#### WORK TASK
Say how many lines of the data contain "condition", and nothing more.
DATA SUPPLIED Block Start
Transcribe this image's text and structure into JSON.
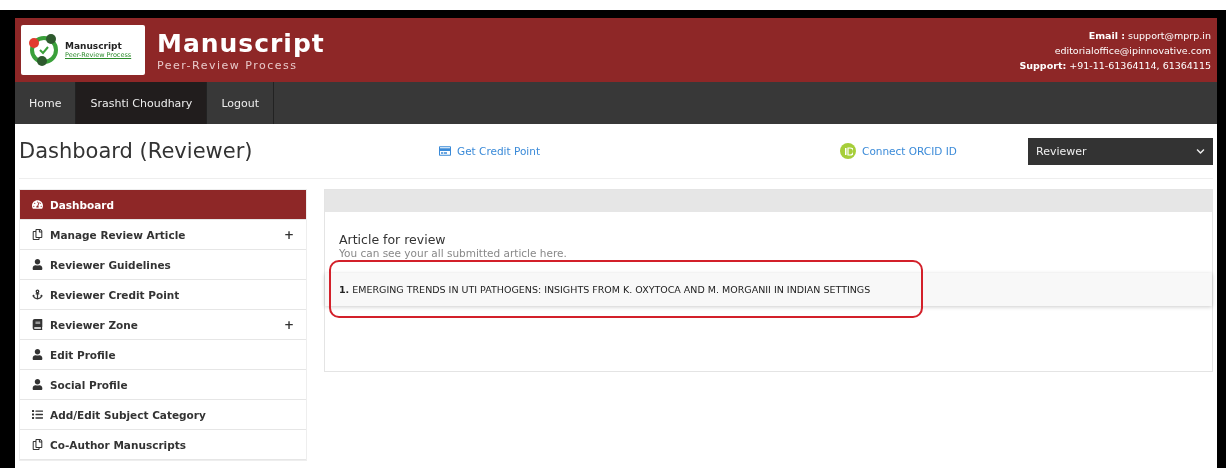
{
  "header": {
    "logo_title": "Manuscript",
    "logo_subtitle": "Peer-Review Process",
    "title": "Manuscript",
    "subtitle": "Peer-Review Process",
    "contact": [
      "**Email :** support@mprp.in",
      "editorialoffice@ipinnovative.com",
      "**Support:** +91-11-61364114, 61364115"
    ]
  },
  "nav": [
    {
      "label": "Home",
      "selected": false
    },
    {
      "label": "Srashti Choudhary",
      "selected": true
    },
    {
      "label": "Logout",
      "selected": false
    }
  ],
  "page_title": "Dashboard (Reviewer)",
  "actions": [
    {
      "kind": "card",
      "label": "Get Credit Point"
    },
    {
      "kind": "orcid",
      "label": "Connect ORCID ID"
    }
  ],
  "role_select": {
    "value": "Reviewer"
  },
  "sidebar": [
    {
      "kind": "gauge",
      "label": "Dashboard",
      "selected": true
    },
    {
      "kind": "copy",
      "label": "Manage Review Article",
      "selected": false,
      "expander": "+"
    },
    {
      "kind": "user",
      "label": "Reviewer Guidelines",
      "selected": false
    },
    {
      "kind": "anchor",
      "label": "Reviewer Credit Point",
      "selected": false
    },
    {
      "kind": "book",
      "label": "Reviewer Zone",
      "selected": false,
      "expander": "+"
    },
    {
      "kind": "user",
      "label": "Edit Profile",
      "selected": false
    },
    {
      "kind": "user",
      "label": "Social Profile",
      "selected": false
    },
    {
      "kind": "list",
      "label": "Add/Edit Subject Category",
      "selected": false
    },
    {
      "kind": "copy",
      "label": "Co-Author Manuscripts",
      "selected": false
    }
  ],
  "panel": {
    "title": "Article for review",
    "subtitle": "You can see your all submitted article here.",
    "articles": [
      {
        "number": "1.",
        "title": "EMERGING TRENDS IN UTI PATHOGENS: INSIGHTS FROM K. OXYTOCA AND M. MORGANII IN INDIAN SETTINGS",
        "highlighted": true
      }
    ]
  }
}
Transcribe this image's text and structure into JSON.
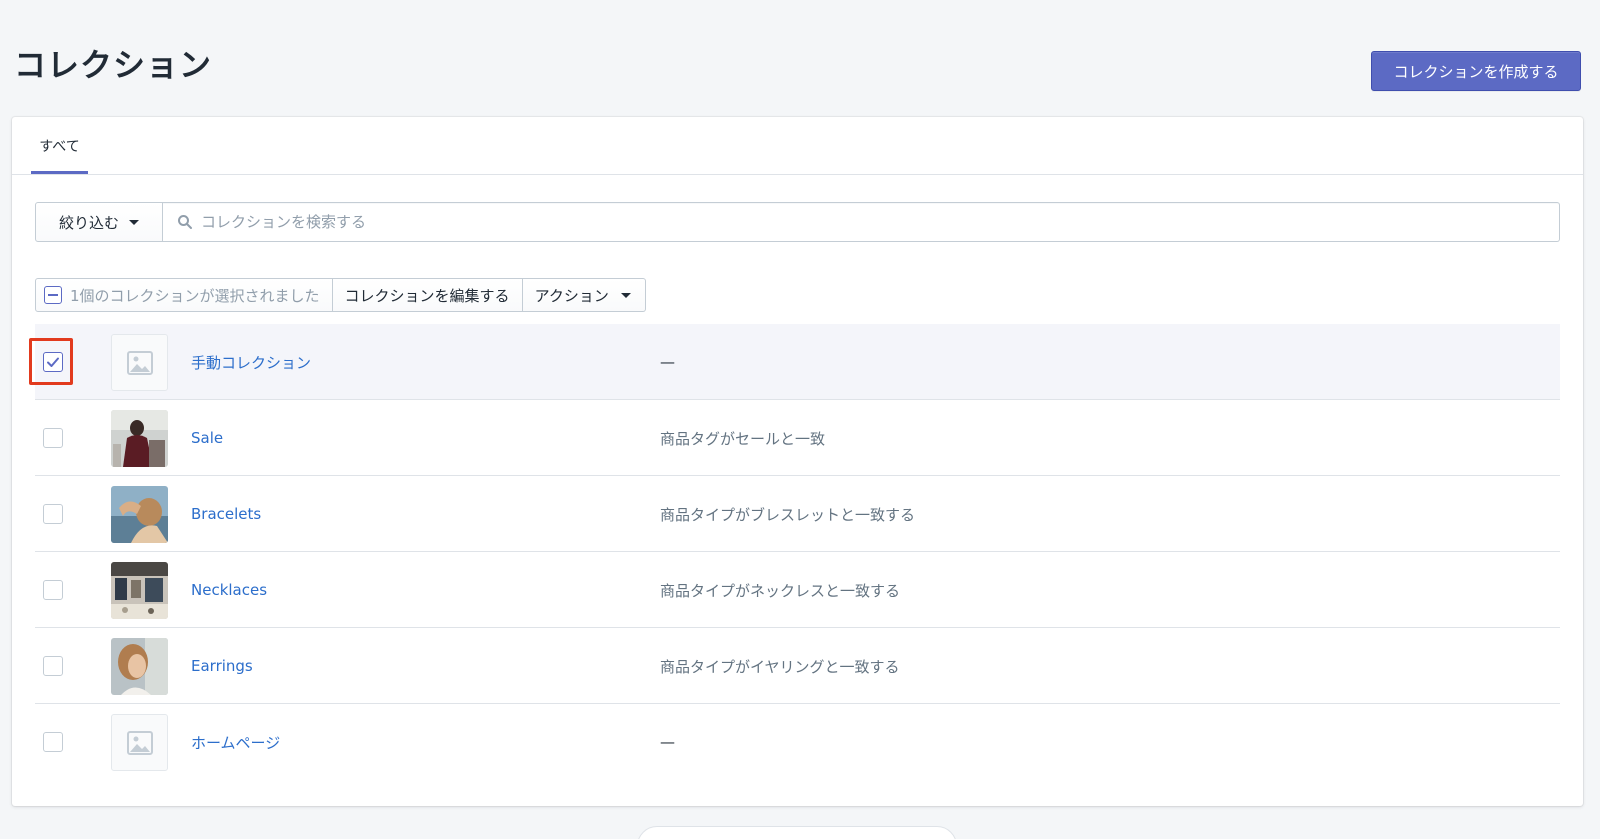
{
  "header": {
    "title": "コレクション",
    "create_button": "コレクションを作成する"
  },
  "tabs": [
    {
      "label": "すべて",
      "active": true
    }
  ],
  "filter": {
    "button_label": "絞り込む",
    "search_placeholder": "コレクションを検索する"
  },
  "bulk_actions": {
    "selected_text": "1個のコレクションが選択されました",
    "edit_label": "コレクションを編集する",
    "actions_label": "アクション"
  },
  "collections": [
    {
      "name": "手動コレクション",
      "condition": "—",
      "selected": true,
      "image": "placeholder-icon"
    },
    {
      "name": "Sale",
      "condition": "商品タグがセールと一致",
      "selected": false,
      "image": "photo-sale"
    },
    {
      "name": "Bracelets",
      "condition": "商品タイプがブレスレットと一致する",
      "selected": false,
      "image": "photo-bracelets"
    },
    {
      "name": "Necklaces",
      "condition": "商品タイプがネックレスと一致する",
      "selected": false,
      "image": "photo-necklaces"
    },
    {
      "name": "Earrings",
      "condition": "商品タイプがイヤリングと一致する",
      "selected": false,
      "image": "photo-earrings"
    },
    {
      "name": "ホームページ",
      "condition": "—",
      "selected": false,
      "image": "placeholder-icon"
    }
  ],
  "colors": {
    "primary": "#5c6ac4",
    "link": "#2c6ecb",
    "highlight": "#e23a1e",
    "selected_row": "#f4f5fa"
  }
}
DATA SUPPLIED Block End
#### PROBLEM SOLUTION
6